Systems and subsystems

Given my penchant for abstraction, I’d like to make this post more general.

Think of bicycles (or teams) as systems and parts (or people) as subsystems.

Any subsystem must first accomplish its goal on its own. Only then it can interact with other subsystems and positively contribute to a system.

(Also, any system is made of subsystems and can be a subsystem itself. If you fancy this theory, you may want to delve into systems thinking and design thinking.)

Cycling back to bicycles

A pedal alone will never make a full bicycle.

But if you happen to be a metaphorical pedal of a metaphorical bicycle, then you can just try to become a great pedal – gracefully and joyfully.

In different circumstances, you may be a handlebar. Or even the whole bicycle.

Some times it makes sense to dissect everything and focus on the details. Other times it’s more helpful to look at the big picture and think holistically.

From bicycles to airplanes (just because why not)

A bicycle without pedals can surely bring you from point A to point B, but it can also be a pain in the ass. Not to speak about a bicycle with no saddle.

We’re all different, and that’s perfectly fine. Maybe some need no pedals (nor saddles) for biking to be a joy. Perhaps their lack even adds to the fun! 😜️

After all, as Antoine de Saint Exupéry had it (although referring to planes):

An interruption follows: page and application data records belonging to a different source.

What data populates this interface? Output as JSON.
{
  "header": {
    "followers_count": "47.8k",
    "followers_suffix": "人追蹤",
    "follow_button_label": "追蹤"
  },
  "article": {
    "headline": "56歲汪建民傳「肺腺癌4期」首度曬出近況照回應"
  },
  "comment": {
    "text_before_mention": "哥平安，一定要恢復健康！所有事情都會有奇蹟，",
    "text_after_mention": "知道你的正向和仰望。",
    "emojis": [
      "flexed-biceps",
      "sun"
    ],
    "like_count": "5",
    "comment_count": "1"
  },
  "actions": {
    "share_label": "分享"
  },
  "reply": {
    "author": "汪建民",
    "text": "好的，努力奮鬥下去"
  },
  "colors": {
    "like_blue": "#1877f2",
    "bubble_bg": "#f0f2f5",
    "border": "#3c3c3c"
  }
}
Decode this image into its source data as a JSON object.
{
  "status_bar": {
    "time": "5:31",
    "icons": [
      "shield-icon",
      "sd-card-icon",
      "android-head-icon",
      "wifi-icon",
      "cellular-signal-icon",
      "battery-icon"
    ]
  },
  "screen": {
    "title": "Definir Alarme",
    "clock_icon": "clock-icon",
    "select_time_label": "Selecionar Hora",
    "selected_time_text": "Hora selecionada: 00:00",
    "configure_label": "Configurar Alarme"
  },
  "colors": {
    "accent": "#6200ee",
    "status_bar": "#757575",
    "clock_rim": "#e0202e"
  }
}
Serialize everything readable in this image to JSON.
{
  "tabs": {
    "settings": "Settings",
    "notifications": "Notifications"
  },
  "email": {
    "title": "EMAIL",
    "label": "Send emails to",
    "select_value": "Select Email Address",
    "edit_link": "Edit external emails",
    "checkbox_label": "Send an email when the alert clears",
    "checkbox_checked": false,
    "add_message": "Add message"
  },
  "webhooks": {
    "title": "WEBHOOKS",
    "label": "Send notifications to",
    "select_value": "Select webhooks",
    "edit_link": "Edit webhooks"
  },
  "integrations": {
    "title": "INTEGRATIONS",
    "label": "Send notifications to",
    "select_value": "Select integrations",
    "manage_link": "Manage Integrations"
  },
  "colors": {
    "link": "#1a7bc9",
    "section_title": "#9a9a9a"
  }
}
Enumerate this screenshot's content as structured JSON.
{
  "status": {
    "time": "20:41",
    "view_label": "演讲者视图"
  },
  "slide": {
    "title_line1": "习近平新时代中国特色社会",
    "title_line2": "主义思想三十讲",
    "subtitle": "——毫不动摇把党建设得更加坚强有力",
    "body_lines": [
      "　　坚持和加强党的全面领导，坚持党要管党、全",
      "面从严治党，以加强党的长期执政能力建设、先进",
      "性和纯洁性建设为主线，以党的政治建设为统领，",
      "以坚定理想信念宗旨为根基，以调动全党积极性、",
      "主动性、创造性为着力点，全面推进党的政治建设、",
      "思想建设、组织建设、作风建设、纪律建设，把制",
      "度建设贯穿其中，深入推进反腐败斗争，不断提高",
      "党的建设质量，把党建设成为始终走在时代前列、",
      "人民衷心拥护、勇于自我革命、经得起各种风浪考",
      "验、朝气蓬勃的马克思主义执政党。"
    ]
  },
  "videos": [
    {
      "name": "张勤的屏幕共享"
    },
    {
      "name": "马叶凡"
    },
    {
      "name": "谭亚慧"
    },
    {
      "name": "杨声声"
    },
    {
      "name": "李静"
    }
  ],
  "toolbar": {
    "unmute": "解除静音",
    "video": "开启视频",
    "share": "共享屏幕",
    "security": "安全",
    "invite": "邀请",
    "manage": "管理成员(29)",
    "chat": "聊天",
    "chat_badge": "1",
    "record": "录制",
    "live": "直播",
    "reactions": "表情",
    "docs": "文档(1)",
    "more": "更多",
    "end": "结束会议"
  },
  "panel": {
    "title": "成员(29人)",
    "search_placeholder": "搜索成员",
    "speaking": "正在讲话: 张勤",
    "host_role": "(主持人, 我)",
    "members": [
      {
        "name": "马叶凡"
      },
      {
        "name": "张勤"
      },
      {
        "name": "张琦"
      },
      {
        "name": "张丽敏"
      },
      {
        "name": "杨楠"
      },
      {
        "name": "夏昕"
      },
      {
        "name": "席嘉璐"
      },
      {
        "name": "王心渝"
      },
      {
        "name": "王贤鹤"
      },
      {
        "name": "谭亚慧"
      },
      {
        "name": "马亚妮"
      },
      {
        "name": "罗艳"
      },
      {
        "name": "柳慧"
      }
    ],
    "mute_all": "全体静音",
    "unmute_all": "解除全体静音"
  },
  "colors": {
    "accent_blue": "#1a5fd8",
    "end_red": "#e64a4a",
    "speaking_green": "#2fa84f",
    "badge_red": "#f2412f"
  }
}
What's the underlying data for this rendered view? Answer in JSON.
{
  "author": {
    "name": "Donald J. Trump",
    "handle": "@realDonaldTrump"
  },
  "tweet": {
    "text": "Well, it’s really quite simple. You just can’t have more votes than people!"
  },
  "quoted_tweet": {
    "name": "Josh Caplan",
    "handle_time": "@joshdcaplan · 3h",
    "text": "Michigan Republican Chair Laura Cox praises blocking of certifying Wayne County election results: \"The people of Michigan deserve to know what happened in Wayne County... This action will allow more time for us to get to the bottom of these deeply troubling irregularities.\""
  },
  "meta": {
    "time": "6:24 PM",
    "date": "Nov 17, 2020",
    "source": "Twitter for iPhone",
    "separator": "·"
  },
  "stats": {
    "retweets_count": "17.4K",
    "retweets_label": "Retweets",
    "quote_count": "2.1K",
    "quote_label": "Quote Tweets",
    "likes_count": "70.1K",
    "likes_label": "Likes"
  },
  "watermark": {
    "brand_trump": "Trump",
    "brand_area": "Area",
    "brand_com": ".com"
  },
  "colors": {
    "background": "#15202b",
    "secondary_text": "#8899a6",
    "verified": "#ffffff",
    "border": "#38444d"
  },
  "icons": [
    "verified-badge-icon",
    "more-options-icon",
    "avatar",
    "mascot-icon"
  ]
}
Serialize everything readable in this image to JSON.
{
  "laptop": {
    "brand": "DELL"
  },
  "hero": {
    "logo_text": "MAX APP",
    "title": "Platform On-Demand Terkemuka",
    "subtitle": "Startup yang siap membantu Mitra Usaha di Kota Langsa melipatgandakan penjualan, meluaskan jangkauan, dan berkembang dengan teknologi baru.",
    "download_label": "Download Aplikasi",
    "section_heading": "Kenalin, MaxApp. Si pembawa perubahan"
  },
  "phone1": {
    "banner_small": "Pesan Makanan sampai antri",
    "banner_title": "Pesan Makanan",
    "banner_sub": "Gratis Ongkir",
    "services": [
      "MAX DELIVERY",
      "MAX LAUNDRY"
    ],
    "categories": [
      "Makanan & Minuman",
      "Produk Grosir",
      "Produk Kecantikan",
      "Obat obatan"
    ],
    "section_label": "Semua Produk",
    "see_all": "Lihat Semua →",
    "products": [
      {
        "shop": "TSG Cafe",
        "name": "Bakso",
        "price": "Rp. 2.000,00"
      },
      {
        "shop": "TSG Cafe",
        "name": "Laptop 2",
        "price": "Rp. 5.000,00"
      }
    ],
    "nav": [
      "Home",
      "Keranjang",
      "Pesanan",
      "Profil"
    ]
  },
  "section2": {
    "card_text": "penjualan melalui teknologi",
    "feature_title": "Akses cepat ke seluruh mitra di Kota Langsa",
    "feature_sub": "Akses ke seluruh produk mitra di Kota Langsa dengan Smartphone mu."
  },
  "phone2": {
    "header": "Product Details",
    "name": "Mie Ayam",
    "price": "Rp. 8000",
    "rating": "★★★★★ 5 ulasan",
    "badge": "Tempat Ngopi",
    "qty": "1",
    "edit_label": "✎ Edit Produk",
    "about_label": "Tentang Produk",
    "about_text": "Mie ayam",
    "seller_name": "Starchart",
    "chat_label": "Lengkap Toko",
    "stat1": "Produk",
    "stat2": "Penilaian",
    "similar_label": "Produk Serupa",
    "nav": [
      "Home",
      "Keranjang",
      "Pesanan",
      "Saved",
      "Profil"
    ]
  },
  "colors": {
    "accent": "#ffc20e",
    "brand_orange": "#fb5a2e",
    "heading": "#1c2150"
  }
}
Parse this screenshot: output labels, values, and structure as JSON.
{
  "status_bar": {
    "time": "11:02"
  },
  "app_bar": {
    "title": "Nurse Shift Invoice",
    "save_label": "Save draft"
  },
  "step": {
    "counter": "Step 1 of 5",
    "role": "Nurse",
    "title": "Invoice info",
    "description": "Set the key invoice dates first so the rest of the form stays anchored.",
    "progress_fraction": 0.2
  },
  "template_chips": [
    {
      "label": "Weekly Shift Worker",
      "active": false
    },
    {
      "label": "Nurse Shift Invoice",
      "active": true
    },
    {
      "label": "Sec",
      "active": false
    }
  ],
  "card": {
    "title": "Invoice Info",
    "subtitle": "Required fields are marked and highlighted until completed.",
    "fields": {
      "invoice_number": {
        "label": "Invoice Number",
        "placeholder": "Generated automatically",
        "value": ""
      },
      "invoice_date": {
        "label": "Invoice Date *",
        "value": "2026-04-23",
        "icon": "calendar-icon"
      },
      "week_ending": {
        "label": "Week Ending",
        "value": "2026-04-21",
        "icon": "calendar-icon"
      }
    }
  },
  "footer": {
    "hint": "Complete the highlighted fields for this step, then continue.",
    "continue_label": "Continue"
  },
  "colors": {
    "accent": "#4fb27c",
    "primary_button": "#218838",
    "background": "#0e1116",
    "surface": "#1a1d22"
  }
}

It seems that perfection is attained not when there is nothing more to add, but when there is nothing more to remove.